Work with multiple worksheets within a workbook
Hide, unhide, and protect worksheets
Adjust rows and columns
Use copy and paste options
Find, select, and sort data
This course prepares students to identify various artifacts typically located in property lists and SQLite databases on MacOS-based computers, as well as learn how to perform forensic analysis. Students gain hands-on practical experience writing basic SQL queries and using to analyze operating system artifacts that includes, but is not limited to, user login passwords, FaceTime, messages, mail, contacts, calendars, reminders, notes, photos, Safari, Google Chrome, and Mozilla Firefox.
This course provides students with the fundamental knowledge and skills they need to investigate crimes involving virtual currency. Instructors explain foundational concepts like the characteristics of money, virtual currency, and cryptocurrency. Blockchain technology, proof work, and proof of stake are covered; and students learn how industry-leading cryptocurrencies (Bitcoin, Ethereum, and Monero) work and how they differ from each other. Finally, students learn investigative techniques for tracking and documenting transactions; and best practices for seizing and securing cryptocurrency.
*Virtual currency basics. History of money and of virtual currency. Categorizing virtual currency.
*Blockchain. History of the blockchain. Understanding different protocols.
*Cryptocurrencies in detail. Bitcoin, Ethereum, Monero and other privacy coins.
*Investigative techniques. Seizing virtual currency; tracking transactions through the blockchain; documenting investigative results.

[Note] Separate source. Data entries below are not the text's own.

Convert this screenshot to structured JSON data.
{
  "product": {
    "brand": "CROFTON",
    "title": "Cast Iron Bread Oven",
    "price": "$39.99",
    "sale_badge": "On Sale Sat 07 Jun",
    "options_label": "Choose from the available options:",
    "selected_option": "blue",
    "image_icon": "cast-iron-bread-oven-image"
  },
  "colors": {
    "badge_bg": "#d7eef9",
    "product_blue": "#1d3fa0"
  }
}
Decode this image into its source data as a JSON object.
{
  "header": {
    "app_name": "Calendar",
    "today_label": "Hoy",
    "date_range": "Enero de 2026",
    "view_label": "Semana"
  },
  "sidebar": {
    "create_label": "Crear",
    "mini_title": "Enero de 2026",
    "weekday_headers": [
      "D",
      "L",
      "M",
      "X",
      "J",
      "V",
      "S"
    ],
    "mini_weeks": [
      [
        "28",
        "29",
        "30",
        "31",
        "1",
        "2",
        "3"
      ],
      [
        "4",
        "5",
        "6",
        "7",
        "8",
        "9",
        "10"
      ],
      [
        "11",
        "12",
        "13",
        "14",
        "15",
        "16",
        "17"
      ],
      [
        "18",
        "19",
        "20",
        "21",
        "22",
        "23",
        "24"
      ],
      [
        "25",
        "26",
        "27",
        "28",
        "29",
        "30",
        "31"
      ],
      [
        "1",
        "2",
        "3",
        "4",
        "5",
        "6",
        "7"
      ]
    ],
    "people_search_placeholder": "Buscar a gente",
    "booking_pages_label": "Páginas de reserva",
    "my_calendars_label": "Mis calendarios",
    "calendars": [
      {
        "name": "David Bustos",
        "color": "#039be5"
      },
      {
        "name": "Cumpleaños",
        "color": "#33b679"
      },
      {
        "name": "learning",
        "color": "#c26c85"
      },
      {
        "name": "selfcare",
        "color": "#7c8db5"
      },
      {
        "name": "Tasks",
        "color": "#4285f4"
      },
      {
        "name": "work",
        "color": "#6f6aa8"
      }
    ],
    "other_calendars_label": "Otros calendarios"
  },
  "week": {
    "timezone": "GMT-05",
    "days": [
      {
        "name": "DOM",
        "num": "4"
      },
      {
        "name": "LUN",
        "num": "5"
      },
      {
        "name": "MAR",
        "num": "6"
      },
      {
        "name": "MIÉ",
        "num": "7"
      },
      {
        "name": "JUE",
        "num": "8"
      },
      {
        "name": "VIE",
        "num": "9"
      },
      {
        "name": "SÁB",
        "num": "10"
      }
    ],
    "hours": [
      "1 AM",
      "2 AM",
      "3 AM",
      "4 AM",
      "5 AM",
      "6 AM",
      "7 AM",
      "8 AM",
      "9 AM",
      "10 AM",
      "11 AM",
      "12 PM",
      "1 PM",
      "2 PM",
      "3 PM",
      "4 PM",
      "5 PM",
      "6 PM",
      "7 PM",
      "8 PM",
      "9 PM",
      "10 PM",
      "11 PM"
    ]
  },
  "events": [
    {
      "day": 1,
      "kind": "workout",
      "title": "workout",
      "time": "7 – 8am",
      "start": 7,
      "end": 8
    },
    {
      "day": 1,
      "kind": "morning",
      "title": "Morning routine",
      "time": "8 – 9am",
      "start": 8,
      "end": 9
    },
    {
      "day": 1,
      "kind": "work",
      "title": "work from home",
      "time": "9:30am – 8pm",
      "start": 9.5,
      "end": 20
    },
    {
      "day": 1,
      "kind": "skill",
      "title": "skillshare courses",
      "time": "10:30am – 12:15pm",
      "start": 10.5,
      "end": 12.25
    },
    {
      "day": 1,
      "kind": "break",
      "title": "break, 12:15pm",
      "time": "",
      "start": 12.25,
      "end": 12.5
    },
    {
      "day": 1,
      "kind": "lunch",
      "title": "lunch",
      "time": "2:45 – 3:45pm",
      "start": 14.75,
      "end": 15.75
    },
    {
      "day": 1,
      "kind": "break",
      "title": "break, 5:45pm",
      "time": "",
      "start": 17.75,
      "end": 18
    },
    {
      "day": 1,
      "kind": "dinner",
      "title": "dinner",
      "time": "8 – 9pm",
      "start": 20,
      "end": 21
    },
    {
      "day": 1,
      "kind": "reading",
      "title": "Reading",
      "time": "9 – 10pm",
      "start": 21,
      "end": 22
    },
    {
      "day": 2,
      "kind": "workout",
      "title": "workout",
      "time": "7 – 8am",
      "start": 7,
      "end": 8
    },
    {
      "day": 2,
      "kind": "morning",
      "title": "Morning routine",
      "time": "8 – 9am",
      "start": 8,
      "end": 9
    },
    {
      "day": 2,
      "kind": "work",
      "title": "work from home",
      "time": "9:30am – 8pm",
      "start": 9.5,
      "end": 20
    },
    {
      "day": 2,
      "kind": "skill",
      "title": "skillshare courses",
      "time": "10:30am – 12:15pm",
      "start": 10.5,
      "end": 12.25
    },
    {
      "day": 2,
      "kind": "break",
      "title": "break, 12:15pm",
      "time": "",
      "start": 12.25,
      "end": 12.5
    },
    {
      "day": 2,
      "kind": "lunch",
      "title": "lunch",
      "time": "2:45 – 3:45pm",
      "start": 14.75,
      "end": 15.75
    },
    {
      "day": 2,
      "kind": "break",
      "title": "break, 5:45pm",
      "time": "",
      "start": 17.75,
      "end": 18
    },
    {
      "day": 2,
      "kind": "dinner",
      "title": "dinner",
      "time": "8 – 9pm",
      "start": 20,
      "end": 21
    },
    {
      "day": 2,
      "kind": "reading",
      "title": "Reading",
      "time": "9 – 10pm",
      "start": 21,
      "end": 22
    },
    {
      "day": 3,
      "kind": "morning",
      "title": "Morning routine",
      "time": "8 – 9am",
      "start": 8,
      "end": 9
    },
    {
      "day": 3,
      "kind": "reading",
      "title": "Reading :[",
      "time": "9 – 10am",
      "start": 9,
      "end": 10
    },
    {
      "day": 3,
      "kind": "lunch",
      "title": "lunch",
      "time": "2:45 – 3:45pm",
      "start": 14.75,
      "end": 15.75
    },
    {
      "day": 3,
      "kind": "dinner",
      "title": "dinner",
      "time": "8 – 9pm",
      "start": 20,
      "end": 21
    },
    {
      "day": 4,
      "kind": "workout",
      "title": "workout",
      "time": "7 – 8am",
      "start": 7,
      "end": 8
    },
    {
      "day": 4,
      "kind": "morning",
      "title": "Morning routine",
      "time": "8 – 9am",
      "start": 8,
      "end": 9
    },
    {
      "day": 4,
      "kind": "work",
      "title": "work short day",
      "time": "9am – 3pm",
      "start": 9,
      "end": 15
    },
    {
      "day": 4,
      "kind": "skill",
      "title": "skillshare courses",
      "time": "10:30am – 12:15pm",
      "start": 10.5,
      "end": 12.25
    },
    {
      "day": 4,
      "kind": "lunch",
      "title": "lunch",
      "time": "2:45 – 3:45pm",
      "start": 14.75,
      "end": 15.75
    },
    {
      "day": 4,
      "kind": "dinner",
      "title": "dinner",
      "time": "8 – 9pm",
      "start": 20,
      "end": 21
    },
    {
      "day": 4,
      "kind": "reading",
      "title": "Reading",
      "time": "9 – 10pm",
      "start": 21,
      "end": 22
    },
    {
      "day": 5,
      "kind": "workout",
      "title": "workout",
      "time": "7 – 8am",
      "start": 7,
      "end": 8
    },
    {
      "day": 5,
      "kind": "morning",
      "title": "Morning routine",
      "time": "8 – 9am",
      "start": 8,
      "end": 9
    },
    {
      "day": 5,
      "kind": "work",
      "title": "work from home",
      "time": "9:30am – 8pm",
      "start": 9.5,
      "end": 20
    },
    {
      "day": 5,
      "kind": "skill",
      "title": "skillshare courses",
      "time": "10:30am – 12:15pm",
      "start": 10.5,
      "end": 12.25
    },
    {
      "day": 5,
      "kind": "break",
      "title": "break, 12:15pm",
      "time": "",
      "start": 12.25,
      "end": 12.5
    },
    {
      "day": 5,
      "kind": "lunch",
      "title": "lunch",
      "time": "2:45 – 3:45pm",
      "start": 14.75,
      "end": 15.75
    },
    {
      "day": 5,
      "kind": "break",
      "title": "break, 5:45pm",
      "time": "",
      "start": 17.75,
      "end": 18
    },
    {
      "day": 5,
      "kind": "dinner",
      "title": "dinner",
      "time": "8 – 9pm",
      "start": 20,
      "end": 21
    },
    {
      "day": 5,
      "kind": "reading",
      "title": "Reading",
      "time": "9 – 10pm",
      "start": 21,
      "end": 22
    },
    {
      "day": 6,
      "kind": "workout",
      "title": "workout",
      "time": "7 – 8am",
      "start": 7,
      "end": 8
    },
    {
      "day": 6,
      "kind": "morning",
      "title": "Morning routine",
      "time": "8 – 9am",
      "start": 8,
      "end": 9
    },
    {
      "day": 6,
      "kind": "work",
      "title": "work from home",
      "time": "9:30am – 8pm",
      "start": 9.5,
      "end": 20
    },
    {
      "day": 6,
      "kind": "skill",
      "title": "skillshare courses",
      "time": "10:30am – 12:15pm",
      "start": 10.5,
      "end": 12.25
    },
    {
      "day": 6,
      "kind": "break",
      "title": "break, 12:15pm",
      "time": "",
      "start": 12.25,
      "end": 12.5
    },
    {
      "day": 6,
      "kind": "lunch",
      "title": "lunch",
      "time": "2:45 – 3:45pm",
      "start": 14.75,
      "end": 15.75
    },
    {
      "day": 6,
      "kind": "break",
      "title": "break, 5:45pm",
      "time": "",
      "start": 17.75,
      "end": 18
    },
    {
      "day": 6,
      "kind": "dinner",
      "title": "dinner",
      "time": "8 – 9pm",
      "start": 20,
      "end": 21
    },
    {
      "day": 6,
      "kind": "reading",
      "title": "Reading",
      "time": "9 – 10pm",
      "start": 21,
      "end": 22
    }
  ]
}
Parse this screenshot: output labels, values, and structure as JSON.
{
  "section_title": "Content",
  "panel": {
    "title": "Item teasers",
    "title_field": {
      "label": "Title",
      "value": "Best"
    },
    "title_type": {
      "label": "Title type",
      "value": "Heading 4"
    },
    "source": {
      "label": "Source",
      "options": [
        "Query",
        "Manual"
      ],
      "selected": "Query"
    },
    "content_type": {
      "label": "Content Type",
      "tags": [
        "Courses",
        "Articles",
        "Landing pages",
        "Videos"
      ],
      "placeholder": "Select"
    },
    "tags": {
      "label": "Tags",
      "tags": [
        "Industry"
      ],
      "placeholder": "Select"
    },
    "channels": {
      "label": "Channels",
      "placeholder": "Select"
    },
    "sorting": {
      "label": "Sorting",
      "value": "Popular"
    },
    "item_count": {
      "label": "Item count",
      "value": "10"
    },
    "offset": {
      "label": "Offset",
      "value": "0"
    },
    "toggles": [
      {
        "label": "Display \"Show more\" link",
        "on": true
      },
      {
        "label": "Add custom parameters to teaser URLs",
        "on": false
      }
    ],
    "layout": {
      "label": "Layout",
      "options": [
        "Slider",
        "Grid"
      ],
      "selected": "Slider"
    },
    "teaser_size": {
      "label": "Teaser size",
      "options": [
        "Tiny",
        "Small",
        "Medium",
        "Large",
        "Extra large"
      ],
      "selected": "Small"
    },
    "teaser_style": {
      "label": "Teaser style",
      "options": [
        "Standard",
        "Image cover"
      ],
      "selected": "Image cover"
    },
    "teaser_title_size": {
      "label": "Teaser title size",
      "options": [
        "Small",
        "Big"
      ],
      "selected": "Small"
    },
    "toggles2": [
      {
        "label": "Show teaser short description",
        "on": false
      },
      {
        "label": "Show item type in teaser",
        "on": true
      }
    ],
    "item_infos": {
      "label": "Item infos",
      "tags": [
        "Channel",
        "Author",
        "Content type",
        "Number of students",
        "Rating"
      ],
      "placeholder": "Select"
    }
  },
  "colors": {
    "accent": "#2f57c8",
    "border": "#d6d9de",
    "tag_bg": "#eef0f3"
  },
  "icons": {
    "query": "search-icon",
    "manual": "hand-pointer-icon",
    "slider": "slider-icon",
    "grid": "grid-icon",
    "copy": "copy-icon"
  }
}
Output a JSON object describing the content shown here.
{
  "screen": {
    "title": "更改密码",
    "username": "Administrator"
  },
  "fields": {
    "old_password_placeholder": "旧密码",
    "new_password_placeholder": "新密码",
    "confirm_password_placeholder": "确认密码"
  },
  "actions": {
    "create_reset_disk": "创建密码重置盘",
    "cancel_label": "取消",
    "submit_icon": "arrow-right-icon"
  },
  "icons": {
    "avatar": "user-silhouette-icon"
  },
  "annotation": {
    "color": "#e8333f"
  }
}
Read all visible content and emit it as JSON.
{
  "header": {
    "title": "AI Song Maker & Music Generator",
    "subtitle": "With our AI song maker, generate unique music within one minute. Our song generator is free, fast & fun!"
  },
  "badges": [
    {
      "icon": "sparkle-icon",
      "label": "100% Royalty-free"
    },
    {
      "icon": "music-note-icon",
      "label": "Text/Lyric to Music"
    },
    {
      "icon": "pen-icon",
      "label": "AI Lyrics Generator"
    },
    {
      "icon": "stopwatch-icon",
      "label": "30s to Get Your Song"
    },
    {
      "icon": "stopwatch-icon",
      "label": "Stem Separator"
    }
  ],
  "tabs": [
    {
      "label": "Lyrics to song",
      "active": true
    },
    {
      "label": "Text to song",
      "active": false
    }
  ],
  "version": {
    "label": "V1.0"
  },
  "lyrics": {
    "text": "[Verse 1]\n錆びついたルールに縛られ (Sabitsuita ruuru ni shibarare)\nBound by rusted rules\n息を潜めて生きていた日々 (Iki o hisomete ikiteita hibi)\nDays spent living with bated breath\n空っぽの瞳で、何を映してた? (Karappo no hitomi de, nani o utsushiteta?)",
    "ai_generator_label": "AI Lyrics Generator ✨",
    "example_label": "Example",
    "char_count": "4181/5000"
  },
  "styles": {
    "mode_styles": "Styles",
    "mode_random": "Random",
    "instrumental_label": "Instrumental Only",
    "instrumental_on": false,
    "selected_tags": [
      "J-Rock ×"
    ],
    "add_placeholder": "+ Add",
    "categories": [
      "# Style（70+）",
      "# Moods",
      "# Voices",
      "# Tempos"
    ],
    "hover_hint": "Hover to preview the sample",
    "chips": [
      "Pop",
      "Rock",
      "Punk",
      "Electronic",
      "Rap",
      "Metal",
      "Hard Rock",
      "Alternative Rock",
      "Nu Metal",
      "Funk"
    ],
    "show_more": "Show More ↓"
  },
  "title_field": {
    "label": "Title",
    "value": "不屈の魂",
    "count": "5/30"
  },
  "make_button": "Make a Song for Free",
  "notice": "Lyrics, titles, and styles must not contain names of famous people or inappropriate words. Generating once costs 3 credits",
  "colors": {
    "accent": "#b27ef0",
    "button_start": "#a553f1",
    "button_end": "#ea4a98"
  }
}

This three-day course covers the fundamentals of financial investigations and incorporates some of the more advanced processes that elevate an investigation. During this course, students will learn about investigative processes, practical tools, and sources of information necessary to plan and conduct financial investigations. The course begins with a description of the basic composition of elements within illicit financial networks and how they work to compromise legitimate business and financial sectors. Course material will describe government, regulatory, and investigative actions within the United States, and by international partners to detect and investigate illicit actors and networks. The course also includes considerations for investigation planning and promotion of creative thinking.
This course promotes a multi-agency approach to the problem of financial exploitation of senior citizens. Bringing together law enforcement personnel and adult protective services investigators, the course enhances students investigative skills and interviewing techniques while facilitating networking and cooperation that can extend out of the classroom and into real cases. Topics include recognizing elder abuse, working with victims, identifying perpetrators, and resources for investigation and community awareness. Students work together to conduct a mock investigation into a hypothetical case.
*Financial investigation basics. What constitutes elder abuse? Family and trusted persons as perpetrators. Statutes and sentencing enhancements.
*Senior victims. Reasons for vulnerability. Special needs like Alzheimers or dementia.
*Resources. Community awareness and investigative resources.
*Hands-on experience. Work a case as part of an investigative team.
This course is for law enforcement investigators, examiners, and analysts, where device location information may be of importance. Class concepts include exploring user attributes, advertising identifiers, geofence returns, important legal considerations and processes, overall investigative process, and tools available to law enforcement. Students will use a commercially available investigative tool for querying an advertising identifier dataset to display signal locations and a freely available investigative tool for visualizing reverse location geofence returns.